Where a plaintiff seeks to hold a municipality liable for a single decision by a municipal policymaker, . . . the plaintiff must show that the official had final policymaking power . . . . Moreover, the challenged actions must be within that official's area of policymaking authority. . . .
An official has final authority if his decisions, at the time they are made, may fairly be said to represent official policy. . . . Whether an official has final policymaking authority is a legal question, determined on the basis of state law. . . . [T]he critical inquiry is not whether an official generally has final policymaking authority; rather, the court must specifically determine whether the government official is a final policymaker with respect to the particular conduct challenged in the lawsuit.
Roe v. City of Waterbury, 542 F.3d 31, 36-37 (2d Cir. 2008) (internal quotations, alterations, and citations omitted).

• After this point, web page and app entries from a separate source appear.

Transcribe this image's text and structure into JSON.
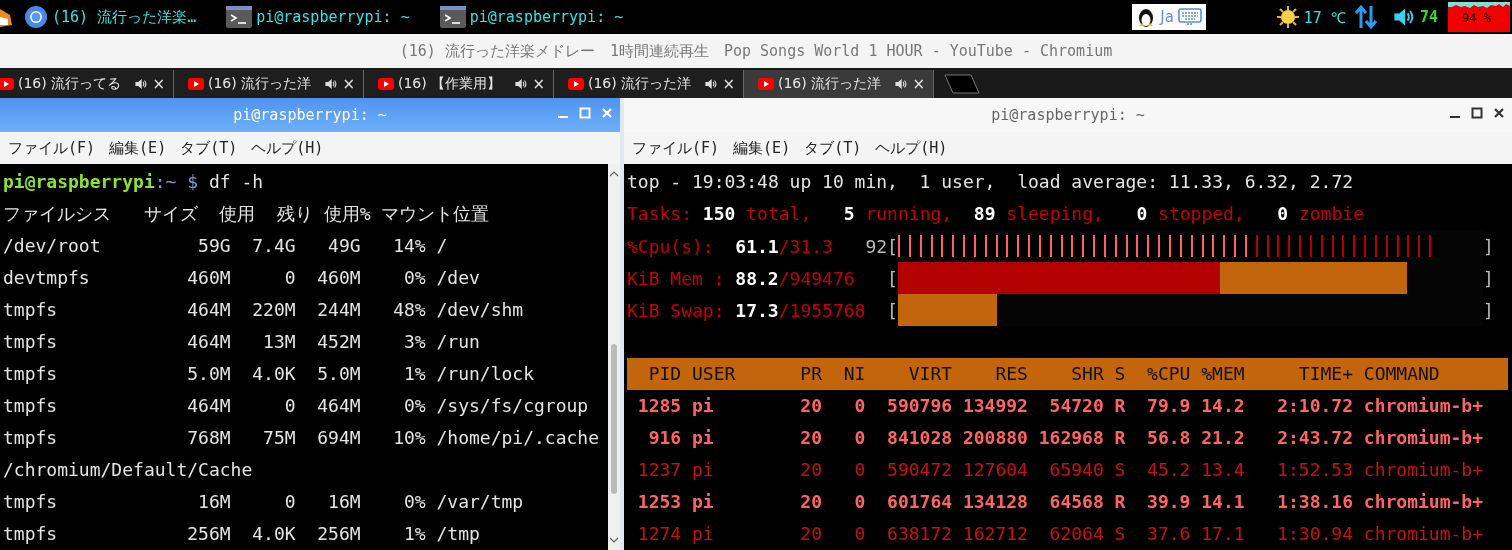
{
  "taskbar": {
    "tasks": [
      {
        "kind": "browser",
        "label": "(16) 流行った洋楽…"
      },
      {
        "kind": "terminal",
        "label": "pi@raspberrypi: ~"
      },
      {
        "kind": "terminal",
        "label": "pi@raspberrypi: ~"
      }
    ],
    "tray": {
      "input_method": "Ja",
      "temperature": "17 ℃",
      "volume": "74",
      "cpu_usage": "94 %"
    }
  },
  "browser": {
    "title": "(16) 流行った洋楽メドレー　1時間連続再生　Pop Songs World 1 HOUR - YouTube - Chromium",
    "tabs": [
      {
        "title": "(16) 流行ってる",
        "close": "×",
        "selected": false
      },
      {
        "title": "(16) 流行った洋",
        "close": "×",
        "selected": false
      },
      {
        "title": "(16) 【作業用】",
        "close": "×",
        "selected": false
      },
      {
        "title": "(16) 流行った洋",
        "close": "×",
        "selected": false
      },
      {
        "title": "(16) 流行った洋",
        "close": "×",
        "selected": true
      }
    ]
  },
  "left_terminal": {
    "title": "pi@raspberrypi: ~",
    "active": true,
    "menu": [
      "ファイル(F)",
      "編集(E)",
      "タブ(T)",
      "ヘルプ(H)"
    ],
    "prompt": {
      "user_host": "pi@raspberrypi",
      "path": ":~",
      "symbol": "$",
      "command": "df -h"
    },
    "lines": [
      "ファイルシス   サイズ  使用  残り 使用% マウント位置",
      "/dev/root         59G  7.4G   49G   14% /",
      "devtmpfs         460M     0  460M    0% /dev",
      "tmpfs            464M  220M  244M   48% /dev/shm",
      "tmpfs            464M   13M  452M    3% /run",
      "tmpfs            5.0M  4.0K  5.0M    1% /run/lock",
      "tmpfs            464M     0  464M    0% /sys/fs/cgroup",
      "tmpfs            768M   75M  694M   10% /home/pi/.cache",
      "/chromium/Default/Cache",
      "tmpfs             16M     0   16M    0% /var/tmp",
      "tmpfs            256M  4.0K  256M    1% /tmp"
    ]
  },
  "right_terminal": {
    "title": "pi@raspberrypi: ~",
    "active": false,
    "menu": [
      "ファイル(F)",
      "編集(E)",
      "タブ(T)",
      "ヘルプ(H)"
    ],
    "summary": [
      {
        "segments": [
          {
            "kind": "plain",
            "text": "top - 19:03:48 up 10 min,  1 user,  load average: 11.33, 6.32, 2.72"
          }
        ]
      },
      {
        "segments": [
          {
            "kind": "label",
            "text": "Tasks:"
          },
          {
            "kind": "value",
            "text": " 150"
          },
          {
            "kind": "label",
            "text": " total,"
          },
          {
            "kind": "value",
            "text": "   5"
          },
          {
            "kind": "label",
            "text": " running,"
          },
          {
            "kind": "value",
            "text": "  89"
          },
          {
            "kind": "label",
            "text": " sleeping,"
          },
          {
            "kind": "value",
            "text": "   0"
          },
          {
            "kind": "label",
            "text": " stopped,"
          },
          {
            "kind": "value",
            "text": "   0"
          },
          {
            "kind": "label",
            "text": " zombie"
          }
        ]
      }
    ],
    "meters": [
      {
        "label": "%Cpu(s):",
        "value": "61.1",
        "detail": "/31.3",
        "prefix": "92",
        "open": "[",
        "close": "]",
        "segments": [
          {
            "kind": "bright_ticks",
            "level": 0.611
          },
          {
            "kind": "dim_ticks",
            "level": 0.924
          }
        ]
      },
      {
        "label": "KiB Mem :",
        "value": "88.2",
        "detail": "/949476",
        "open": "[",
        "close": "]",
        "segments": [
          {
            "kind": "red",
            "level": 0.55
          },
          {
            "kind": "orange",
            "level": 0.87
          }
        ]
      },
      {
        "label": "KiB Swap:",
        "value": "17.3",
        "detail": "/1955768",
        "open": "[",
        "close": "]",
        "segments": [
          {
            "kind": "orange",
            "level": 0.17
          }
        ]
      }
    ],
    "processes": {
      "columns": [
        "PID",
        "USER",
        "PR",
        "NI",
        "VIRT",
        "RES",
        "SHR",
        "S",
        "%CPU",
        "%MEM",
        "TIME+",
        "COMMAND"
      ],
      "rows": [
        {
          "highlighted": true,
          "cells": [
            "1285",
            "pi",
            "20",
            "0",
            "590796",
            "134992",
            "54720",
            "R",
            "79.9",
            "14.2",
            "2:10.72",
            "chromium-b+"
          ]
        },
        {
          "highlighted": true,
          "cells": [
            "916",
            "pi",
            "20",
            "0",
            "841028",
            "200880",
            "162968",
            "R",
            "56.8",
            "21.2",
            "2:43.72",
            "chromium-b+"
          ]
        },
        {
          "highlighted": false,
          "cells": [
            "1237",
            "pi",
            "20",
            "0",
            "590472",
            "127604",
            "65940",
            "S",
            "45.2",
            "13.4",
            "1:52.53",
            "chromium-b+"
          ]
        },
        {
          "highlighted": true,
          "cells": [
            "1253",
            "pi",
            "20",
            "0",
            "601764",
            "134128",
            "64568",
            "R",
            "39.9",
            "14.1",
            "1:38.16",
            "chromium-b+"
          ]
        },
        {
          "highlighted": false,
          "cells": [
            "1274",
            "pi",
            "20",
            "0",
            "638172",
            "162712",
            "62064",
            "S",
            "37.6",
            "17.1",
            "1:30.94",
            "chromium-b+"
          ]
        }
      ]
    }
  }
}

With respect to Abdelazim's authority, Plaintiff's Complaint states that he is the City of Binghamton's Deputy Mayor, he is "the official working for the City of Binghamton responsible for administering the VISTA program . . . and a Board Member of the Binghamton Housing Authority,. . . ." and he is a final policymaker. Simply labeling Abdelazim as a final policymaker is a legal conclusion that does not satisfy the factual pleading standards required by Twombly. The Court takes judicial notice of the fact that the City of Binghamton does not have a Deputy Mayor position. See Binghamton City Charter, Art. II; § G-48. The Complaint does not otherwise plausibly allege that Abdelazim was a final policymaker for the City of Binghamton.

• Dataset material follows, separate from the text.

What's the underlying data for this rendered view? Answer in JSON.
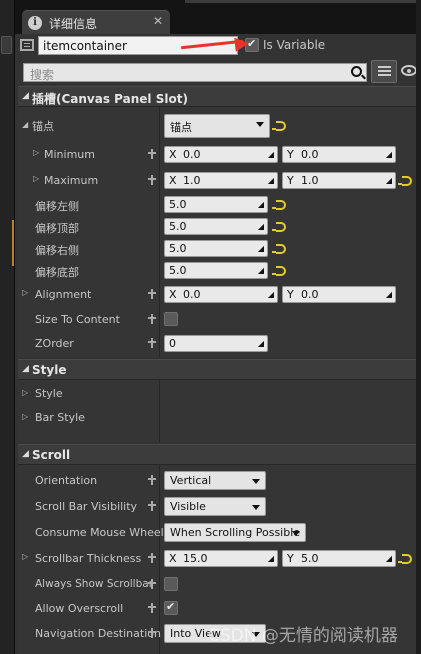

Even assuming Abdelazim had responsibility for administering the VISTA program, it does not mean that he had the authority to enter into a contract with Plaintiff for the VISTA Supervisor position. As is relevant hereto, the City of Binghamton's Procurement Ordinance requires that contracts be negotiated by the administration and that the contract be awarded by the Board of Contract and Supply. Binghamton, NY. Ord. § 127-11(c). The Mayor may not award a contract without prior approval from the Board of Contract and Supply. The Complaint does not allege, and Plaintiff does not point to, anything plausibly suggesting that Abdelazim was part of the Board of Contract and Supply. The Board of Contract and Supply is comprised of the Mayor, Comptroller, Commissioner of Public Works, Corporation Counsel, and the City Engineer. Id. at § 18-7. Moreover, Plaintiff's contract was signed by the Mayor of the City of Binghamton (not Abdelazim) and there is no renewal clause in the contract.*fn5
Because there are no plausible allegations that Abdelazim had the authority to renew Plaintiff's contract or enter into a new contract with Plaintiff, he cannot be said to be a final policymaker for the City of Binghamton. Accordingly, Plaintiff has failed to adequately allege that any harm was the result of an official custom or policy. The claims against the City of Binghamton must, therefore, be DISMISSED.
For the foregoing reasons, the City of Binghamton's motion to dismiss the claims against it is GRANTED. In all other respects, Defendants' motion is DENIED.
IT IS SO ORDERED.